- “Farewell Address” by George Washington: Washington’s eminently sound and reasonable recommendations read like a laundry list of things our government isn’t doing today. And then there’s Washington’s warning that you can’t have morality without religion. No wonder no one pays attention to this piece anymore.
- An Enquiry Concerning Human Understanding by David Hume, Sections VIII-IX: Well, I suppose if you’re going to deny that we can know anything about causality, then the question of liberty vs. necessity becomes moot. And if induction is not reason, then animals can’t reason. So we have two puzzles of the ages dispensed with by Hume here in a few pages.
- Federalist #82-83: More on the judiciary here. Hamilton attempts to clear up some ambiguity over the respective jurisdictions of the federal and state courts. He also attempts to explain away the lack of any provision for jury trials before the Supreme Court. Fairly technical stuff and not all that interesting.
- On the Loadstone and Magnetic Bodies by William Gilbert, Book III: In this book, Gilbert focuses on the poles of the loadstone and the “opposites attract” idea. What I found most interesting was his discussion of how he tried to replicate the results of some earlier scientists and couldn’t. Conclusion: the earlier scientists had screwed up somewhere.
- The Politics of Aristotle, Book III: You mean you need more than a pulse to be a citizen? If society would relearn the lessons of this book, I think we’d see some big changes. Aristotle demolishes the notion that a “pure” form of government (monarchy, democracy, etc.) ever really concerns itself with the good of the whole people.

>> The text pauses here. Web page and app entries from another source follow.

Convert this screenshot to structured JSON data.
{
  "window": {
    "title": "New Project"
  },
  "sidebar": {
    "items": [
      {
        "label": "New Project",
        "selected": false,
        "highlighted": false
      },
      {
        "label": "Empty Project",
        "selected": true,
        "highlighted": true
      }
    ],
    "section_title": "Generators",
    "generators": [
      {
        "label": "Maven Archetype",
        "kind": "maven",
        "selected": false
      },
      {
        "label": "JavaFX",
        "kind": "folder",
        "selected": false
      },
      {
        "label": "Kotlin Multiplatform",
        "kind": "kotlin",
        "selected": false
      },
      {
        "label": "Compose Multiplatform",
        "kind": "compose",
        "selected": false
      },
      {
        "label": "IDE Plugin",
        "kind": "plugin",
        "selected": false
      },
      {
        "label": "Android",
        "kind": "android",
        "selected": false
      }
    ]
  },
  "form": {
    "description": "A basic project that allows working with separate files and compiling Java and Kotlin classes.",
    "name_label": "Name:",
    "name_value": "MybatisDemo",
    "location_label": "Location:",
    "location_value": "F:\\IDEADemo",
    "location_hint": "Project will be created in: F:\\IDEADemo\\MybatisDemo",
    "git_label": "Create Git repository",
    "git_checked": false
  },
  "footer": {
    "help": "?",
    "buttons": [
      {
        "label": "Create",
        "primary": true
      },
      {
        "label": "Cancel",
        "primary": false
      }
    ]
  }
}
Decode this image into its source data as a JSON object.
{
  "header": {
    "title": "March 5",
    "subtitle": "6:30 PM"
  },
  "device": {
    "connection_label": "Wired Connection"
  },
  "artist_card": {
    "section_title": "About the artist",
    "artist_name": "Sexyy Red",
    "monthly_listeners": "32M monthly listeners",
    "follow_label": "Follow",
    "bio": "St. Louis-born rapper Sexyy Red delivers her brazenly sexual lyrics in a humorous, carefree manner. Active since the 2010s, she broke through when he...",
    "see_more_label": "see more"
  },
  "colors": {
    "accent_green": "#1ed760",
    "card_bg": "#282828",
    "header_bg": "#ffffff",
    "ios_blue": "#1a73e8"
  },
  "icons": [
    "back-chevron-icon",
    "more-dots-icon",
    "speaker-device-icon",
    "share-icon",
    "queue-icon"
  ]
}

This is a week for fireplace reading. I have to submit grades this morning and spend most of my week recording lectures for a project, but the prospect of finishing two major works and making significant progress on three more is good motivation to read.